* Dataset rows describing interfaces *
____________
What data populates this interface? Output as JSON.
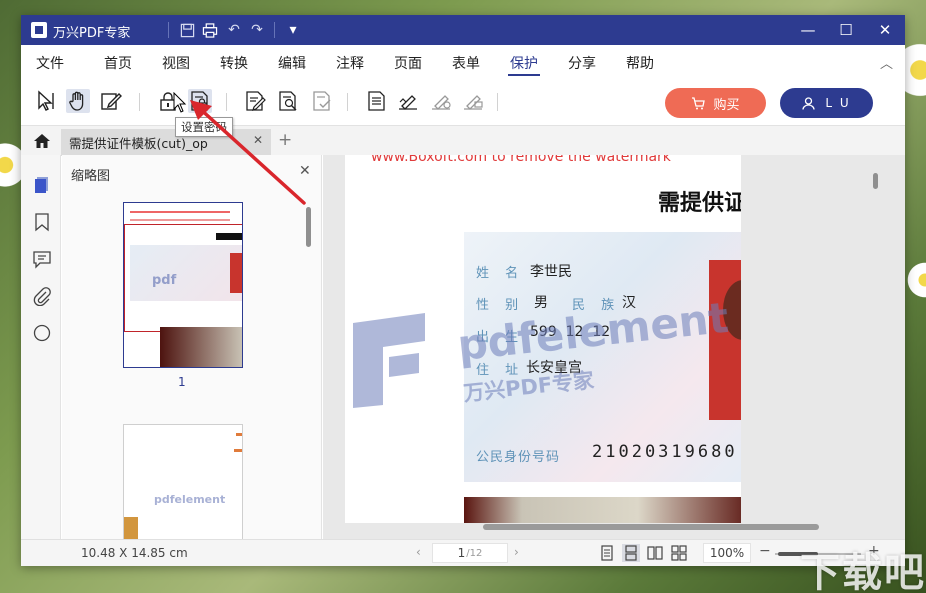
{
  "titlebar": {
    "app_title": "万兴PDF专家"
  },
  "menu": {
    "items": [
      "文件",
      "首页",
      "视图",
      "转换",
      "编辑",
      "注释",
      "页面",
      "表单",
      "保护",
      "分享",
      "帮助"
    ],
    "active": "保护"
  },
  "account": {
    "buy_label": "购买",
    "user_label": "L U"
  },
  "tab": {
    "title": "需提供证件模板(cut)_op"
  },
  "tooltip": {
    "text": "设置密码"
  },
  "thumbnails": {
    "title": "缩略图",
    "page_number": "1"
  },
  "document": {
    "watermark_line": "www.Boxoft.com to remove the watermark",
    "heading": "需提供证",
    "id_card": {
      "name_label": "姓 名",
      "name_value": "李世民",
      "sex_label": "性 别",
      "sex_value": "男",
      "ethnic_label": "民 族",
      "ethnic_value": "汉",
      "birth_label": "出 生",
      "birth_value": "599  12  12",
      "address_label": "住 址",
      "address_value": "长安皇宫",
      "id_label": "公民身份号码",
      "id_value": "21020319680"
    },
    "watermark_brand": "pdfelement",
    "watermark_cn": "万兴PDF专家"
  },
  "statusbar": {
    "page_size": "10.48 X 14.85 cm",
    "current_page": "1",
    "total_pages": "/12",
    "zoom": "100%"
  },
  "colors": {
    "brand": "#2d3b90",
    "buy": "#ef6b55",
    "arrow": "#d9262c"
  }
}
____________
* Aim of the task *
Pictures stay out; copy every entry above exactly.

* Answer to this exercise *
What data populates this interface? Output as JSON.
{
  "titlebar": {
    "app_title": "万兴PDF专家"
  },
  "menu": {
    "items": [
      "文件",
      "首页",
      "视图",
      "转换",
      "编辑",
      "注释",
      "页面",
      "表单",
      "保护",
      "分享",
      "帮助"
    ],
    "active": "保护"
  },
  "account": {
    "buy_label": "购买",
    "user_label": "L U"
  },
  "tab": {
    "title": "需提供证件模板(cut)_op"
  },
  "tooltip": {
    "text": "设置密码"
  },
  "thumbnails": {
    "title": "缩略图",
    "page_number": "1"
  },
  "document": {
    "watermark_line": "www.Boxoft.com to remove the watermark",
    "heading": "需提供证",
    "id_card": {
      "name_label": "姓 名",
      "name_value": "李世民",
      "sex_label": "性 别",
      "sex_value": "男",
      "ethnic_label": "民 族",
      "ethnic_value": "汉",
      "birth_label": "出 生",
      "birth_value": "599  12  12",
      "address_label": "住 址",
      "address_value": "长安皇宫",
      "id_label": "公民身份号码",
      "id_value": "21020319680"
    },
    "watermark_brand": "pdfelement",
    "watermark_cn": "万兴PDF专家"
  },
  "statusbar": {
    "page_size": "10.48 X 14.85 cm",
    "current_page": "1",
    "total_pages": "/12",
    "zoom": "100%"
  },
  "colors": {
    "brand": "#2d3b90",
    "buy": "#ef6b55",
    "arrow": "#d9262c"
  }
}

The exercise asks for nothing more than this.